We spent 3.5 months in New Zealand several decades ago and probably a month total was spent in the backcountry on treks staying in huts or tent camping. The Milford Track even then was difficult to “book” in advance, but there are many, many, many other totally amazing multi-day hikes that are less well known and on which (at least at that time) we either had the huts to ourselves or shared with one or two other people. Two that stand out were Nelson Lakes and Tongariro, but I think we also did the Routebourne and Kepler, and some others as well that I’d have to look up.

In Nelson Lakes for several days we shadowed a kiwi who had just finished his Uni year. He was a fly-fisherman and at dinnertime each night he’d head for the nearest lake, watch quietly for 45 minutes or so, make one cast, and come back to the hut with a 5lb trout. In another hut (don’t remember where) we met a German who had a one-year, RTW ticket. New Zealand was his first stop and head already spent nine months there essentially in the same hut with occasional trips to town for food.

At that time, the huts (outside the super-popular tracks) cost (I think) 3 NZ dollars a night on the honor system.


It was. On our flight from NZ to Fiji I looked over at my wife (I guess, not technically my wife then), who is not a particularly emotional person, and there were tears in her eyes.


Those huts sound great, but they sold out instantly last year when they went on sale, so I had to book more expensive trips (at Abel Tasman NP and Routeburn track) with private companies who manage their own lodges. Fortunately there are some well-regarded options, but those were selling briskly as well.

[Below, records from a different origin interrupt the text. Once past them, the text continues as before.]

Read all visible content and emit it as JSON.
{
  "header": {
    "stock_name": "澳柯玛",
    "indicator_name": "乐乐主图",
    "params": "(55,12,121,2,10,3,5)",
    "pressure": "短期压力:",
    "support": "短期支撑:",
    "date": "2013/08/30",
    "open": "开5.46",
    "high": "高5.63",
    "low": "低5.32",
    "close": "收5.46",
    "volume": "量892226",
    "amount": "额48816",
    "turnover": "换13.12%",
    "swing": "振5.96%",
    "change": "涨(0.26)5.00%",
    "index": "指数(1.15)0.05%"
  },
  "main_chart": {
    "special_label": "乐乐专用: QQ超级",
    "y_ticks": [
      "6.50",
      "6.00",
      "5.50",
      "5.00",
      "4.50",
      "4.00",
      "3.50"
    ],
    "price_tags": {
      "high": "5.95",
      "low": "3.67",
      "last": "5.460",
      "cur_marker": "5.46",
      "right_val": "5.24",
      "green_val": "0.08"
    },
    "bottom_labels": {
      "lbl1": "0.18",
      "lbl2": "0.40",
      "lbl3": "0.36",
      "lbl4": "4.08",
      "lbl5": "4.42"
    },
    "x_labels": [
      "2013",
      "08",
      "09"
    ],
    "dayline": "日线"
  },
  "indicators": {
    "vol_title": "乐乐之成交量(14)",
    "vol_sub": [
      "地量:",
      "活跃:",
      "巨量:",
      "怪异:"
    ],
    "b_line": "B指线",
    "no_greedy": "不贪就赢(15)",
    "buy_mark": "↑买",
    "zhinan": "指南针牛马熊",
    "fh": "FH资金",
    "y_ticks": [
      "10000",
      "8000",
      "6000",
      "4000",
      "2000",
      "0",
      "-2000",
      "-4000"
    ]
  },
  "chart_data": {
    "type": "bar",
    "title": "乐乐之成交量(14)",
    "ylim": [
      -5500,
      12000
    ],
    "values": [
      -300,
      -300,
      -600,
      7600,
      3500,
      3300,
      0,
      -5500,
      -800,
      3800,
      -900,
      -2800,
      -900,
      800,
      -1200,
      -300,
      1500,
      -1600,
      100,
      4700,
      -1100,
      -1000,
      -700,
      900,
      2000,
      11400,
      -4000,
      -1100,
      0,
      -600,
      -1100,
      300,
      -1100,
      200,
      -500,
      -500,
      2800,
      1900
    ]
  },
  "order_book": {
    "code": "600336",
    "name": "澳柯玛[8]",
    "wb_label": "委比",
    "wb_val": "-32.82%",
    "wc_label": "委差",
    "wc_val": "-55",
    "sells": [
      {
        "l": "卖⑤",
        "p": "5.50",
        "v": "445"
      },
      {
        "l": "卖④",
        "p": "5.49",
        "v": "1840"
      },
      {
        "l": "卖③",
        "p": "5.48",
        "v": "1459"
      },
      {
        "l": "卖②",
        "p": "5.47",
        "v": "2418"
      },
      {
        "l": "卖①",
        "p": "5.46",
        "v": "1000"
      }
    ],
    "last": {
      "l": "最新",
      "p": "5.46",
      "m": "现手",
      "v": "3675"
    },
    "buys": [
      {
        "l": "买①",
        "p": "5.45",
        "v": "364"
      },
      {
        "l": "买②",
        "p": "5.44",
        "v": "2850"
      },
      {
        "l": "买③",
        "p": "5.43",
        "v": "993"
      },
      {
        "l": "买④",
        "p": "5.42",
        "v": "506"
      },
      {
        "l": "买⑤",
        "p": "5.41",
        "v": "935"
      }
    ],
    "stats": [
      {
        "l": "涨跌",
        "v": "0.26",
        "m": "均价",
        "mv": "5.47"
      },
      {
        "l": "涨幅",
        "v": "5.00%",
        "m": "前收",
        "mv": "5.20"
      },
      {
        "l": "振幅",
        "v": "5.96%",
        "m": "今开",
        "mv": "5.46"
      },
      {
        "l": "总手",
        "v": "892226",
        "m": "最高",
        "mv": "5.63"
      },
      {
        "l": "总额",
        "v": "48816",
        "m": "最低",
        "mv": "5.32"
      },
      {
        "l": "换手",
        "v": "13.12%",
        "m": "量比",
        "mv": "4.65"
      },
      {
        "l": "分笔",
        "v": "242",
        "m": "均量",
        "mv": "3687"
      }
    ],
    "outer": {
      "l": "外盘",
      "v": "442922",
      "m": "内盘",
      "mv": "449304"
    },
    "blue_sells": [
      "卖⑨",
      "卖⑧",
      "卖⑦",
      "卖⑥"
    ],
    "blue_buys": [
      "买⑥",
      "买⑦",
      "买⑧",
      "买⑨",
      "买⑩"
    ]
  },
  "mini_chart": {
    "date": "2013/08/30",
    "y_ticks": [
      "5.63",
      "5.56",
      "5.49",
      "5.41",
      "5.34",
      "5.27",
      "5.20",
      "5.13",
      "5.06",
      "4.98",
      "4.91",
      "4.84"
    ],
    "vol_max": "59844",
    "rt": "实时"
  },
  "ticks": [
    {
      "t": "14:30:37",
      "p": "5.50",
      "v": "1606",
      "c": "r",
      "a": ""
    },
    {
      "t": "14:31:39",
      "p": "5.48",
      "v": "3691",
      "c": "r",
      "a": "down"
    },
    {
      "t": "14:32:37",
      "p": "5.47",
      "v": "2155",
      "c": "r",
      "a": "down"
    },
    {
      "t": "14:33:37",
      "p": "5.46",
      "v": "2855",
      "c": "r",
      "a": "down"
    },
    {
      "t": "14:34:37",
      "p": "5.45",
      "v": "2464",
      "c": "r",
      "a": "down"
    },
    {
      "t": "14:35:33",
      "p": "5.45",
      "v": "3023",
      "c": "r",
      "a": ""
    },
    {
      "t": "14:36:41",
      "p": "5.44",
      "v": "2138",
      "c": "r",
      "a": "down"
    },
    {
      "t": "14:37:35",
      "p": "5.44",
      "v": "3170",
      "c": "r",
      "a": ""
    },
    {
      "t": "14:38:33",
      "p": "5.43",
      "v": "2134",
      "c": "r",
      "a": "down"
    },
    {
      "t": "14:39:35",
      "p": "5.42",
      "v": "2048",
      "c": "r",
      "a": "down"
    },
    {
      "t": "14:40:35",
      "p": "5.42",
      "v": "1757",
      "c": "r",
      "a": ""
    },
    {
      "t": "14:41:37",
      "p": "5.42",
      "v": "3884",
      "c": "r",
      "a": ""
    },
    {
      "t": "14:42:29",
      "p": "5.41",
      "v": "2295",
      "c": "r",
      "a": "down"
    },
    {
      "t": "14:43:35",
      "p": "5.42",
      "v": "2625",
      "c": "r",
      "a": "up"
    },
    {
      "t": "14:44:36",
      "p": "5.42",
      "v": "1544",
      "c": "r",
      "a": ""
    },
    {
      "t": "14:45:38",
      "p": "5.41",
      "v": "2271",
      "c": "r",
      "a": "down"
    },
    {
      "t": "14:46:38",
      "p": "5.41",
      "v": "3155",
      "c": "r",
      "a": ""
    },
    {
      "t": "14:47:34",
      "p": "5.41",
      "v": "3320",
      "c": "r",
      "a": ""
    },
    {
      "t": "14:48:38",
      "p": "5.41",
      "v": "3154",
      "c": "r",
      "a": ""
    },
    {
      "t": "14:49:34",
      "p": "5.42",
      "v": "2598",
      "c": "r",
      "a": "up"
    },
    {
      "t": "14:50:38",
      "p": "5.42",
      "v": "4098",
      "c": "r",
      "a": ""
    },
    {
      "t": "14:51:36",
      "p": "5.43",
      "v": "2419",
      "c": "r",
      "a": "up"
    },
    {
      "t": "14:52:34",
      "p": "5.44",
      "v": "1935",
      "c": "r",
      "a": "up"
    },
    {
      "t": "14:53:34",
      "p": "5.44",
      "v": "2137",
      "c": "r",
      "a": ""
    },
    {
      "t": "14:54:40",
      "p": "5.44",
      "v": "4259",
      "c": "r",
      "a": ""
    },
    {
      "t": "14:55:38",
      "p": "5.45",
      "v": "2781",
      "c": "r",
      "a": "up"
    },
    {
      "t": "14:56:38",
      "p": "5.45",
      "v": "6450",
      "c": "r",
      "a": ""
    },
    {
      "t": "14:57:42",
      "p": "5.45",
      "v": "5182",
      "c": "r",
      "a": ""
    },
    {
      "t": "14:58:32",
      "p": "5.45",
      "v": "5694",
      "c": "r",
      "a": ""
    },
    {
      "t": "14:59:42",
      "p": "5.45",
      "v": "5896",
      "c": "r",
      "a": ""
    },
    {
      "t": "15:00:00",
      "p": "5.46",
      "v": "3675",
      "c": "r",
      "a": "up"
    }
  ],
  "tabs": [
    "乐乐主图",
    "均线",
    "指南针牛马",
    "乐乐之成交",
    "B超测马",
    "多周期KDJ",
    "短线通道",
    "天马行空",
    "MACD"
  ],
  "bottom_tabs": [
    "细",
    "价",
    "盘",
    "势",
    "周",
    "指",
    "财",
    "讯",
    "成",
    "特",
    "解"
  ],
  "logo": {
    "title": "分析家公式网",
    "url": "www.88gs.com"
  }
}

You have to plan well in advance if you want to do more than a day tramp on one of the Great Walks.